* **What this task involves**: Without the pictures, can you quote each line below exactly?

=== Section Start ===

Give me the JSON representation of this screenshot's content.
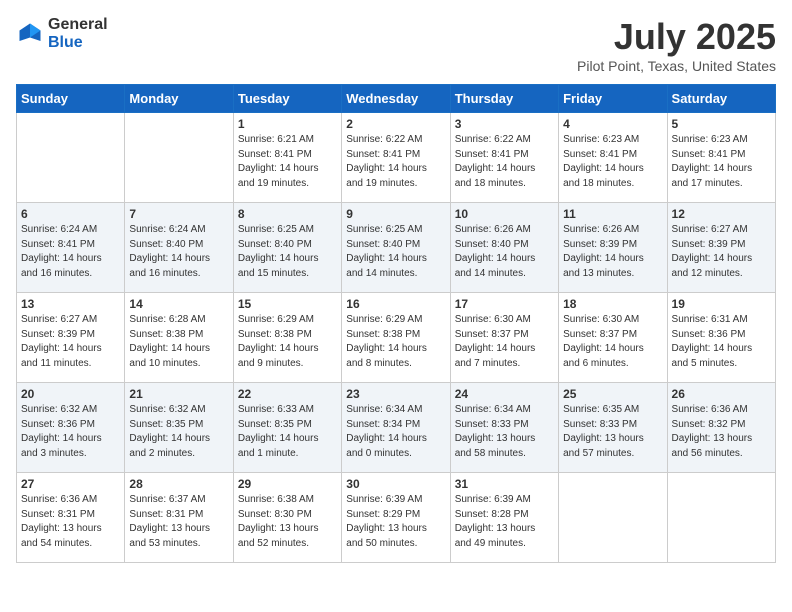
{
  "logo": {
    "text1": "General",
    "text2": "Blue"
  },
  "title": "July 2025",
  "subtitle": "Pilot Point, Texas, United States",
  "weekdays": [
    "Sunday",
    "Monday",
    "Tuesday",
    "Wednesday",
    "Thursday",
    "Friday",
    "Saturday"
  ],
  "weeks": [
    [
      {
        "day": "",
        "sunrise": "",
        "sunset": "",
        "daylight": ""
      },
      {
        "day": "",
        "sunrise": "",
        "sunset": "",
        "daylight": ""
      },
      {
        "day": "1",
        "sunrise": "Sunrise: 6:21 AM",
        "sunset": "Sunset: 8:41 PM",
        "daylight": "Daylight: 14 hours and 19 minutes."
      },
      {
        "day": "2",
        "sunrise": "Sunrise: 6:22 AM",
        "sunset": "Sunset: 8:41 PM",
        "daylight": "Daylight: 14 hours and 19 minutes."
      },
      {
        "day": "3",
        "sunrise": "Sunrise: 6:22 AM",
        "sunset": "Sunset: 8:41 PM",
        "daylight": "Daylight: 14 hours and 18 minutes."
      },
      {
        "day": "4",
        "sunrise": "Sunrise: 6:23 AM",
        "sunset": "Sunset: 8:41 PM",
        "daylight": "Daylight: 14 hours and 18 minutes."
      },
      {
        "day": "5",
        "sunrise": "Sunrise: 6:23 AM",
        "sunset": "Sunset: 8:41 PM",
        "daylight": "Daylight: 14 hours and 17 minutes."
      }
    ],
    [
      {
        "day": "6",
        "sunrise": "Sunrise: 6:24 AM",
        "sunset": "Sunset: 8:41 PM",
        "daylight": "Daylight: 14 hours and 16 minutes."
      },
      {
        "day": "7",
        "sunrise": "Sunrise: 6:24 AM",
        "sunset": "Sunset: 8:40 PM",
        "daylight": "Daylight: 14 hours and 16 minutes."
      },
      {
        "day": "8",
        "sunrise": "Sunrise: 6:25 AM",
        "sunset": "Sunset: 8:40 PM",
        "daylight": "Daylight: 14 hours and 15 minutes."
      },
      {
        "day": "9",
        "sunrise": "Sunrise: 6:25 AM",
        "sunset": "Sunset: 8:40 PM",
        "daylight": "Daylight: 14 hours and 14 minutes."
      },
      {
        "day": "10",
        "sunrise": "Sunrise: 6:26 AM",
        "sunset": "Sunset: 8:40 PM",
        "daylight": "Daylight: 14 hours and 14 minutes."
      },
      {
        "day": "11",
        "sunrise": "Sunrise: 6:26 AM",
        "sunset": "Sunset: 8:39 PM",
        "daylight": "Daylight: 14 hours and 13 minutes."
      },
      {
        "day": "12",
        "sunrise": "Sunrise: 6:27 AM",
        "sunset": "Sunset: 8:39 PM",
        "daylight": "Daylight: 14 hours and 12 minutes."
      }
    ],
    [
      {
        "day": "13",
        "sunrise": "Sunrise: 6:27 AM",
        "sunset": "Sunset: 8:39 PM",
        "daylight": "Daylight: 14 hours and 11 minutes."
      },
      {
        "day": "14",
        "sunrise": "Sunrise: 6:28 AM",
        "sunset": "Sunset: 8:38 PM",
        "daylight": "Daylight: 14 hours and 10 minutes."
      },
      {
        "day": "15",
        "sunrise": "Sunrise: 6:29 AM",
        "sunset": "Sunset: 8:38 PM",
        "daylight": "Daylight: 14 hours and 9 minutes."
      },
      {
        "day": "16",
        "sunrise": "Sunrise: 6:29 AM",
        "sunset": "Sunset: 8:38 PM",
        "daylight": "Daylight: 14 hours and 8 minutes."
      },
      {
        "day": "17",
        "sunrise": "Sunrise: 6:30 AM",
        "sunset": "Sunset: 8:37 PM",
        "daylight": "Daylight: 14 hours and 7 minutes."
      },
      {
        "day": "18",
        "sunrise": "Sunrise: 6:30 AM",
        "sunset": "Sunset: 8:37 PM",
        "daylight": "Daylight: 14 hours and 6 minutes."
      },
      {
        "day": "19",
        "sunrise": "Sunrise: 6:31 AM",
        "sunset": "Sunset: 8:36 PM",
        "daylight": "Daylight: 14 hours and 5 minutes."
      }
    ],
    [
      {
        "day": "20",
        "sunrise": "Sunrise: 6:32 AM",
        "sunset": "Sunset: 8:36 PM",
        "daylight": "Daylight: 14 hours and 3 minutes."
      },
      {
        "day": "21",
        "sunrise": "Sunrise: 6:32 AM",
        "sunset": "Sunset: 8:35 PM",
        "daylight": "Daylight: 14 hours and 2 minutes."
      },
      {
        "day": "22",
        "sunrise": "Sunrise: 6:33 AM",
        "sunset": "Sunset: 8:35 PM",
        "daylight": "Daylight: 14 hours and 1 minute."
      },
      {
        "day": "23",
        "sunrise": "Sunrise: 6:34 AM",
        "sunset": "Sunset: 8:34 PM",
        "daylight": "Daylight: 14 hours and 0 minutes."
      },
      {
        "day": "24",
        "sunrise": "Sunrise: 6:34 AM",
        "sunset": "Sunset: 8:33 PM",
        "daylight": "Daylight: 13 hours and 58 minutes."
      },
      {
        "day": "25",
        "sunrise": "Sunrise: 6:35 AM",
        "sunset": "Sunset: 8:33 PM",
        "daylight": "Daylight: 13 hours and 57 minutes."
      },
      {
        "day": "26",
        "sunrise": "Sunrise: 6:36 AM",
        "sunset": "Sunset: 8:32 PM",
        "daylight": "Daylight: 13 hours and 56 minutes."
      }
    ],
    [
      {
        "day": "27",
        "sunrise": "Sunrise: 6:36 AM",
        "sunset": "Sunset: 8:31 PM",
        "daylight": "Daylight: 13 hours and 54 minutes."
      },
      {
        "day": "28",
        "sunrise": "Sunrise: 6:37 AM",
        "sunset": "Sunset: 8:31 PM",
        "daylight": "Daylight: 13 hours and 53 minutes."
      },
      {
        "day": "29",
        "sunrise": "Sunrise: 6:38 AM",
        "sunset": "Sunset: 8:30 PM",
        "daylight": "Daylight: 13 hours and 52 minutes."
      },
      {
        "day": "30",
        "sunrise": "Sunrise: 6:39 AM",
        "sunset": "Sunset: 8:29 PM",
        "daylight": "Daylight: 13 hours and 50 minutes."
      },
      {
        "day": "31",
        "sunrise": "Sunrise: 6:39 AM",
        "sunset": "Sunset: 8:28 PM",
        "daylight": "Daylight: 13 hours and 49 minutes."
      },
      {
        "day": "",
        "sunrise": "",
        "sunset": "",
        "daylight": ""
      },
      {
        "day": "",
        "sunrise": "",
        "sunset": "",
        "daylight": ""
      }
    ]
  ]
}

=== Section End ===

* **Answer space**:
Give me the JSON representation of this screenshot's content.
{
  "logo": {
    "text1": "General",
    "text2": "Blue"
  },
  "title": "July 2025",
  "subtitle": "Pilot Point, Texas, United States",
  "weekdays": [
    "Sunday",
    "Monday",
    "Tuesday",
    "Wednesday",
    "Thursday",
    "Friday",
    "Saturday"
  ],
  "weeks": [
    [
      {
        "day": "",
        "sunrise": "",
        "sunset": "",
        "daylight": ""
      },
      {
        "day": "",
        "sunrise": "",
        "sunset": "",
        "daylight": ""
      },
      {
        "day": "1",
        "sunrise": "Sunrise: 6:21 AM",
        "sunset": "Sunset: 8:41 PM",
        "daylight": "Daylight: 14 hours and 19 minutes."
      },
      {
        "day": "2",
        "sunrise": "Sunrise: 6:22 AM",
        "sunset": "Sunset: 8:41 PM",
        "daylight": "Daylight: 14 hours and 19 minutes."
      },
      {
        "day": "3",
        "sunrise": "Sunrise: 6:22 AM",
        "sunset": "Sunset: 8:41 PM",
        "daylight": "Daylight: 14 hours and 18 minutes."
      },
      {
        "day": "4",
        "sunrise": "Sunrise: 6:23 AM",
        "sunset": "Sunset: 8:41 PM",
        "daylight": "Daylight: 14 hours and 18 minutes."
      },
      {
        "day": "5",
        "sunrise": "Sunrise: 6:23 AM",
        "sunset": "Sunset: 8:41 PM",
        "daylight": "Daylight: 14 hours and 17 minutes."
      }
    ],
    [
      {
        "day": "6",
        "sunrise": "Sunrise: 6:24 AM",
        "sunset": "Sunset: 8:41 PM",
        "daylight": "Daylight: 14 hours and 16 minutes."
      },
      {
        "day": "7",
        "sunrise": "Sunrise: 6:24 AM",
        "sunset": "Sunset: 8:40 PM",
        "daylight": "Daylight: 14 hours and 16 minutes."
      },
      {
        "day": "8",
        "sunrise": "Sunrise: 6:25 AM",
        "sunset": "Sunset: 8:40 PM",
        "daylight": "Daylight: 14 hours and 15 minutes."
      },
      {
        "day": "9",
        "sunrise": "Sunrise: 6:25 AM",
        "sunset": "Sunset: 8:40 PM",
        "daylight": "Daylight: 14 hours and 14 minutes."
      },
      {
        "day": "10",
        "sunrise": "Sunrise: 6:26 AM",
        "sunset": "Sunset: 8:40 PM",
        "daylight": "Daylight: 14 hours and 14 minutes."
      },
      {
        "day": "11",
        "sunrise": "Sunrise: 6:26 AM",
        "sunset": "Sunset: 8:39 PM",
        "daylight": "Daylight: 14 hours and 13 minutes."
      },
      {
        "day": "12",
        "sunrise": "Sunrise: 6:27 AM",
        "sunset": "Sunset: 8:39 PM",
        "daylight": "Daylight: 14 hours and 12 minutes."
      }
    ],
    [
      {
        "day": "13",
        "sunrise": "Sunrise: 6:27 AM",
        "sunset": "Sunset: 8:39 PM",
        "daylight": "Daylight: 14 hours and 11 minutes."
      },
      {
        "day": "14",
        "sunrise": "Sunrise: 6:28 AM",
        "sunset": "Sunset: 8:38 PM",
        "daylight": "Daylight: 14 hours and 10 minutes."
      },
      {
        "day": "15",
        "sunrise": "Sunrise: 6:29 AM",
        "sunset": "Sunset: 8:38 PM",
        "daylight": "Daylight: 14 hours and 9 minutes."
      },
      {
        "day": "16",
        "sunrise": "Sunrise: 6:29 AM",
        "sunset": "Sunset: 8:38 PM",
        "daylight": "Daylight: 14 hours and 8 minutes."
      },
      {
        "day": "17",
        "sunrise": "Sunrise: 6:30 AM",
        "sunset": "Sunset: 8:37 PM",
        "daylight": "Daylight: 14 hours and 7 minutes."
      },
      {
        "day": "18",
        "sunrise": "Sunrise: 6:30 AM",
        "sunset": "Sunset: 8:37 PM",
        "daylight": "Daylight: 14 hours and 6 minutes."
      },
      {
        "day": "19",
        "sunrise": "Sunrise: 6:31 AM",
        "sunset": "Sunset: 8:36 PM",
        "daylight": "Daylight: 14 hours and 5 minutes."
      }
    ],
    [
      {
        "day": "20",
        "sunrise": "Sunrise: 6:32 AM",
        "sunset": "Sunset: 8:36 PM",
        "daylight": "Daylight: 14 hours and 3 minutes."
      },
      {
        "day": "21",
        "sunrise": "Sunrise: 6:32 AM",
        "sunset": "Sunset: 8:35 PM",
        "daylight": "Daylight: 14 hours and 2 minutes."
      },
      {
        "day": "22",
        "sunrise": "Sunrise: 6:33 AM",
        "sunset": "Sunset: 8:35 PM",
        "daylight": "Daylight: 14 hours and 1 minute."
      },
      {
        "day": "23",
        "sunrise": "Sunrise: 6:34 AM",
        "sunset": "Sunset: 8:34 PM",
        "daylight": "Daylight: 14 hours and 0 minutes."
      },
      {
        "day": "24",
        "sunrise": "Sunrise: 6:34 AM",
        "sunset": "Sunset: 8:33 PM",
        "daylight": "Daylight: 13 hours and 58 minutes."
      },
      {
        "day": "25",
        "sunrise": "Sunrise: 6:35 AM",
        "sunset": "Sunset: 8:33 PM",
        "daylight": "Daylight: 13 hours and 57 minutes."
      },
      {
        "day": "26",
        "sunrise": "Sunrise: 6:36 AM",
        "sunset": "Sunset: 8:32 PM",
        "daylight": "Daylight: 13 hours and 56 minutes."
      }
    ],
    [
      {
        "day": "27",
        "sunrise": "Sunrise: 6:36 AM",
        "sunset": "Sunset: 8:31 PM",
        "daylight": "Daylight: 13 hours and 54 minutes."
      },
      {
        "day": "28",
        "sunrise": "Sunrise: 6:37 AM",
        "sunset": "Sunset: 8:31 PM",
        "daylight": "Daylight: 13 hours and 53 minutes."
      },
      {
        "day": "29",
        "sunrise": "Sunrise: 6:38 AM",
        "sunset": "Sunset: 8:30 PM",
        "daylight": "Daylight: 13 hours and 52 minutes."
      },
      {
        "day": "30",
        "sunrise": "Sunrise: 6:39 AM",
        "sunset": "Sunset: 8:29 PM",
        "daylight": "Daylight: 13 hours and 50 minutes."
      },
      {
        "day": "31",
        "sunrise": "Sunrise: 6:39 AM",
        "sunset": "Sunset: 8:28 PM",
        "daylight": "Daylight: 13 hours and 49 minutes."
      },
      {
        "day": "",
        "sunrise": "",
        "sunset": "",
        "daylight": ""
      },
      {
        "day": "",
        "sunrise": "",
        "sunset": "",
        "daylight": ""
      }
    ]
  ]
}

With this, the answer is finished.